Shortly after last month’s debut of the Netflix docu-series “The Big Day,” which follows several Indian couples as they plan their extravagant weddings, Sunil Ayyagari began getting messages from family members.
“My cousins were like, ‘Have you seen the gay wedding episode?'” said Ayyagari, a marketing executive based in New Jersey. Their curiosity was understandable, as Ayyagari married his husband, Stephen Shinsky, in May 2019 in a ceremony that highlighted Indian traditions.
“The Big Day” showcases six weddings that represent the highest end of India’s $50 billion wedding industry. One of the show’s most memorable couples was former cruise ship captain Tyrone Braganza, who is from the Southern Indian city of Goa, and the German-born celebrity makeup artist Daniel Bauer. Viewers watch as Braganza and Bauer work to create wedding ceremonies that both acknowledge their relationship and honor the traditions of Braganza’s Goan Catholic family, Bauer’s German ancestry and the South Indian culture of Bauer’s Chennai-born grandfather.
While same-sex marriage is still prohibited in India, Braganza and Bauer’s wedding was widely covered in the Indian media, and several of Bauer’s celebrity clients attended the ceremony. The show also introduces the audience to Braganza’s mother and Bauer’s parents, both of whom were apprehensive initially but eventually came around to support the couple.
Outside the show, even South Asian Americans with supportive parents say there are often anxieties when it comes to the extended family. When medical student Pallavi Juneja, 27, came out to her parents as a teenager, they quickly embraced her identity. But “the lingering issue for years was the extended family and how to tell the extended family and what would they think,” Juneja said.
When Juneja and her girlfriend, Whitney Rose Terry, began planning their wedding, Juneja’s parents sent a clear message.
“My dad took a trip to India and went to every family member’s house with a box of sweets and personally invited them to our wedding,” she said. “He did that not only because it’s a personal and kind thing to do, but also because he wanted to be the one to first receive any awkwardness or discomfort.”
Juneja’s family turned out to be enthusiastic about the marriage, and many had planned to fly to the U.S. to attend before the coronavirus pandemic led the couple to have a smaller ceremony in January. “They’ve been very supportive and have been really happy to meet Whitney Rose, even though it’s only been on FaceTime,” Juneja said.
Juneja’s story is in many ways a typical one, said Sapna Pandya, a Washington, D.C.-based pandit, the title given to Hindu religious scholars and priests who perform wedding and other spiritual rituals. When Pandya told her family that she wanted to marry her longtime partner, Sahar Shafqat, in 2010, her parents were hesitant about a public ceremony at first.

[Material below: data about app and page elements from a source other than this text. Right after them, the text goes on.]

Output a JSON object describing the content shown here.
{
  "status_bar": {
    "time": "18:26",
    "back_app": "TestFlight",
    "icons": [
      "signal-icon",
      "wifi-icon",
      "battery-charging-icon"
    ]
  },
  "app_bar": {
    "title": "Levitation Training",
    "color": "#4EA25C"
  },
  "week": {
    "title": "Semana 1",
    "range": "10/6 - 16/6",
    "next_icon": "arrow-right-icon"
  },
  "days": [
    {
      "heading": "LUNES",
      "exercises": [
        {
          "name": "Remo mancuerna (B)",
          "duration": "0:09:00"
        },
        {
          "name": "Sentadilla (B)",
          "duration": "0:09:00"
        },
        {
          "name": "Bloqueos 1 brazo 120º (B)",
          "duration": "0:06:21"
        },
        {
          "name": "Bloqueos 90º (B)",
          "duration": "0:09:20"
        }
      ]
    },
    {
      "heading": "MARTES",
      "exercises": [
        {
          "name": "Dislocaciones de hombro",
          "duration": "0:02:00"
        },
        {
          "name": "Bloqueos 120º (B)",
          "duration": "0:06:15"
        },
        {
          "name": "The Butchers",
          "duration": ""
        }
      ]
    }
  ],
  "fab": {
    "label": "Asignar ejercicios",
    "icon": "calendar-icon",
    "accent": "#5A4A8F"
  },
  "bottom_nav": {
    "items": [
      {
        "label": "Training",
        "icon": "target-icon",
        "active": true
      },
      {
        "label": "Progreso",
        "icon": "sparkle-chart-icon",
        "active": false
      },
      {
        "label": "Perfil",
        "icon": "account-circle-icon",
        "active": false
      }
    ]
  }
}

“They were just apprehensive about it and asked: ‘Who’s going to come to your wedding? Why would you put yourself out there in such a vulnerable way?'” Pandya said. Seeing the support the couple received allayed their fears. “They got to see how many people were actually there to celebrate us,” Pandya said.
Over the last decade, Pandya has performed dozens of weddings for South Asian LGBTQ couples. When Pandya works with couples to plan their ceremonies, she draws on the lessons she learned from her grandfather, a Hindu priest.

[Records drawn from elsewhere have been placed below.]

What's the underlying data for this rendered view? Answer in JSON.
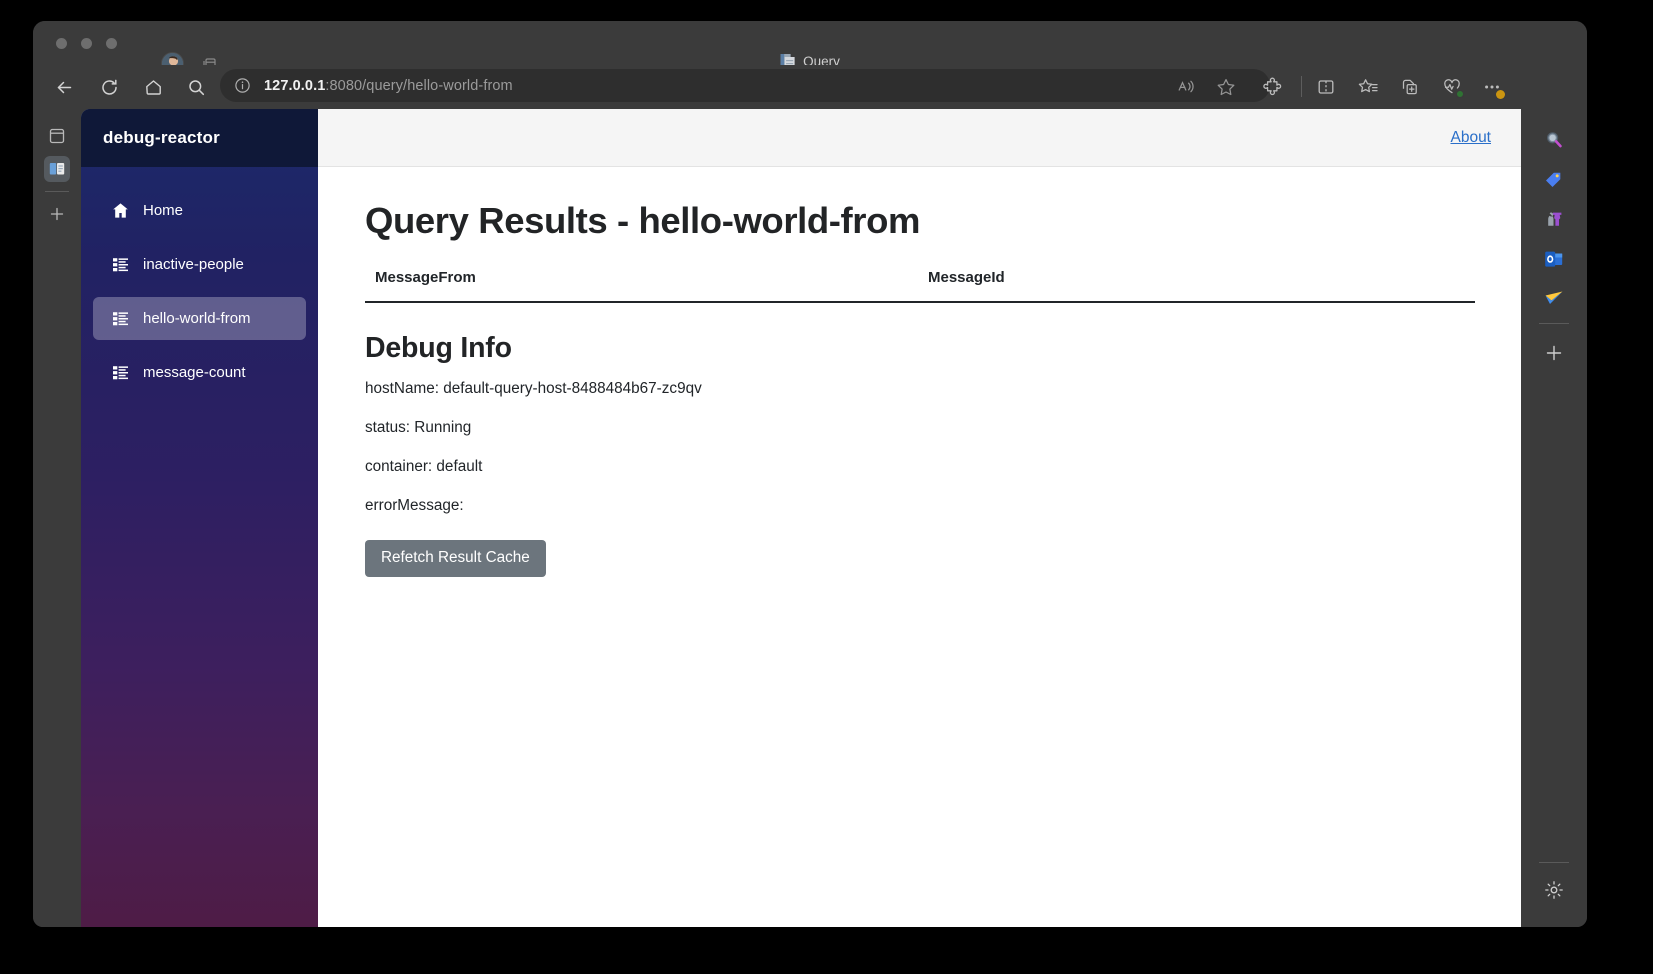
{
  "browser": {
    "tab_title": "Query",
    "tab_icon": "document-icon",
    "url_host": "127.0.0.1",
    "url_path": ":8080/query/hello-world-from",
    "back_icon": "back-arrow-icon",
    "reload_icon": "reload-icon",
    "home_icon": "home-icon",
    "search_icon": "search-icon",
    "info_icon": "info-icon",
    "read_aloud_icon": "read-aloud-icon",
    "favorite_icon": "star-icon",
    "extensions_icon": "extensions-puzzle-icon",
    "split_screen_icon": "split-screen-icon",
    "collections_icon": "collections-star-icon",
    "add_page_icon": "add-page-icon",
    "browser_essentials_icon": "browser-essentials-heart-icon",
    "more_icon": "more-ellipsis-icon",
    "copilot_icon": "copilot-icon",
    "profile_icon": "profile-avatar-icon",
    "tab_search_icon": "tab-actions-icon"
  },
  "left_strip": {
    "workspaces_icon": "workspaces-icon",
    "split_tabs_icon": "split-tabs-icon",
    "add_icon": "plus-icon"
  },
  "right_bar": {
    "icons": [
      {
        "name": "search-bing-icon"
      },
      {
        "name": "shopping-tag-icon"
      },
      {
        "name": "games-icon"
      },
      {
        "name": "outlook-icon"
      },
      {
        "name": "send-plane-icon"
      },
      {
        "name": "plus-icon"
      },
      {
        "name": "settings-gear-icon"
      }
    ]
  },
  "sidebar": {
    "brand": "debug-reactor",
    "items": [
      {
        "label": "Home",
        "icon": "home-icon",
        "active": false
      },
      {
        "label": "inactive-people",
        "icon": "list-icon",
        "active": false
      },
      {
        "label": "hello-world-from",
        "icon": "list-icon",
        "active": true
      },
      {
        "label": "message-count",
        "icon": "list-icon",
        "active": false
      }
    ]
  },
  "topbar": {
    "about_label": "About"
  },
  "main": {
    "page_title": "Query Results - hello-world-from",
    "table": {
      "columns": [
        "MessageFrom",
        "MessageId"
      ],
      "rows": []
    },
    "debug": {
      "title": "Debug Info",
      "fields": [
        "hostName: default-query-host-8488484b67-zc9qv",
        "status: Running",
        "container: default",
        "errorMessage:"
      ],
      "refetch_label": "Refetch Result Cache"
    }
  },
  "colors": {
    "accent_link": "#2a6fc9",
    "sidebar_top": "#1b2a6b",
    "sidebar_bottom": "#4e1c46",
    "brand_bar": "#0f1838",
    "button_gray": "#6c757d"
  }
}
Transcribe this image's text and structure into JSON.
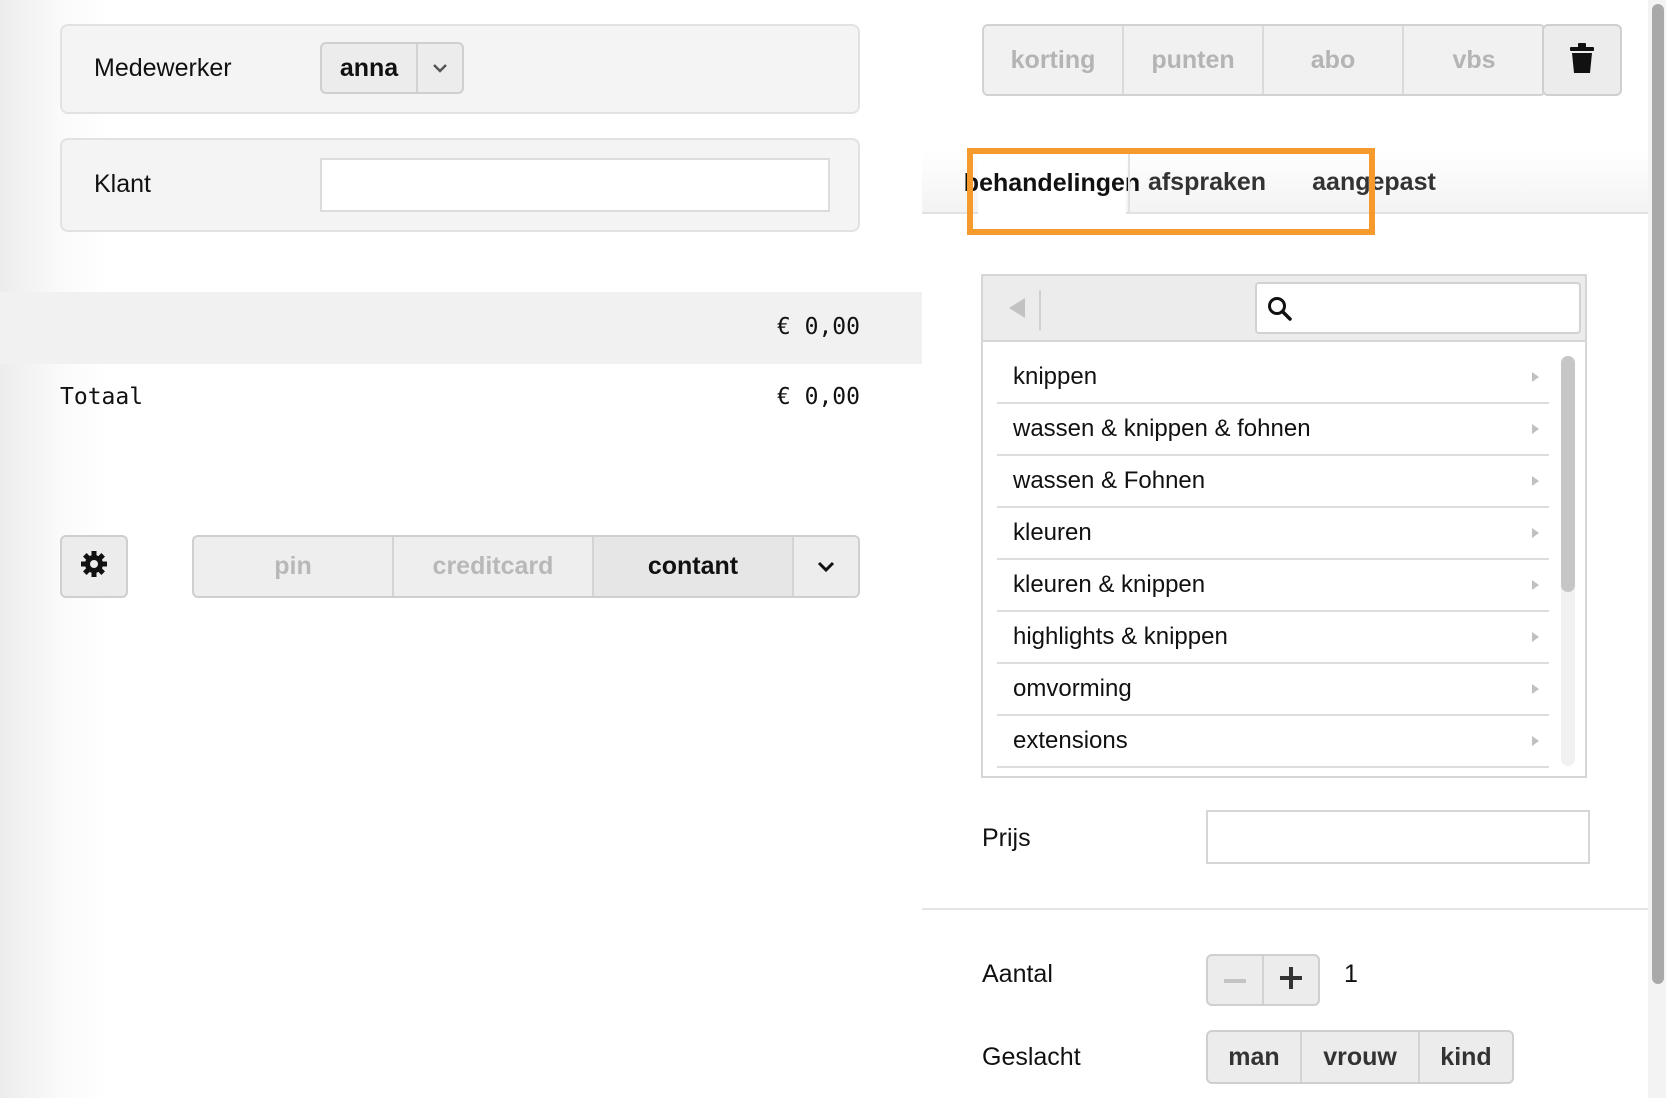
{
  "employee": {
    "label": "Medewerker",
    "value": "anna"
  },
  "customer": {
    "label": "Klant",
    "value": "",
    "placeholder": ""
  },
  "subtotal": {
    "value": "€ 0,00"
  },
  "total": {
    "label": "Totaal",
    "value": "€ 0,00"
  },
  "payment": {
    "options": [
      "pin",
      "creditcard",
      "contant"
    ],
    "selected": "contant"
  },
  "adjustments": {
    "options": [
      "korting",
      "punten",
      "abo",
      "vbs"
    ]
  },
  "tabs": [
    {
      "label": "behandelingen",
      "active": true
    },
    {
      "label": "afspraken",
      "active": false
    },
    {
      "label": "aangepast",
      "active": false
    }
  ],
  "search": {
    "value": "",
    "placeholder": ""
  },
  "treatments": [
    "knippen",
    "wassen & knippen & fohnen",
    "wassen & Fohnen",
    "kleuren",
    "kleuren & knippen",
    "highlights & knippen",
    "omvorming",
    "extensions"
  ],
  "price": {
    "label": "Prijs",
    "value": ""
  },
  "quantity": {
    "label": "Aantal",
    "value": "1"
  },
  "gender": {
    "label": "Geslacht",
    "options": [
      "man",
      "vrouw",
      "kind"
    ]
  },
  "colors": {
    "highlight": "#f79a2e",
    "panel": "#f4f4f4",
    "border": "#cfcfcf"
  },
  "icons": [
    "chevron-down-icon",
    "gear-icon",
    "trash-icon",
    "back-arrow-icon",
    "search-icon",
    "minus-icon",
    "plus-icon",
    "chevron-right-icon"
  ]
}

“I used to go to weddings with him and observe. And I think when he passed, I just felt like I wanted to be able to carry on that legacy,” she said. “He did it for his community, which was the Gujarati community here. I wanted to do it for my community, which is the South Asian queer community.”
Pandya, whose wife was born in Pakistan, also knows how to adapt centuries-old South Asian wedding traditions in an affirming way firsthand.
“We wanted to make sure that we were integrating both Muslim and Hindu traditions. So we wrote our own ceremony, essentially,” she said. Their wedding included the brides’ taking the seven steps around a fire that is an essential part of many Hindu traditions. “We also did a nikah nama, which is the Muslim wedding contract,” Pandya said. “It’s essentially a contract between two people saying what you’re promising to one another.”
But while making those changes, many LGBTQ couples notice just how narrow certain rituals can be. “They’re inherently gendered, and because they’re inherently gendered, they’re also inherently sexist in a way,” Juneja said.
Juneja and her mother worked to think of ways to adjust the rituals so they would include both brides. For the traditional Punjabi Hindu chunni ceremony, in which the bride receives a traditional shawl from her family, both Juneja and Terry were draped in their shawls by their mothers.
“My mom used the one that she was given by her mother-in-law, and she then gave that to my wife,” Juneja said. “And then the shawl that was given to her by her own mother was then lent to my wife’s family, and they gave that to me.”
Fans of “The Big Day” say they hope its positive portrayal of gay marriage will lead to further acceptance of LGBTQ people both in South Asia and in the South Asian diaspora.
“My whole family came to my big gay wedding,” Ayyagari said. “I think being able to see other people on TV or reading about them helps normalize it and takes away some of the stigma that we have in our culture.”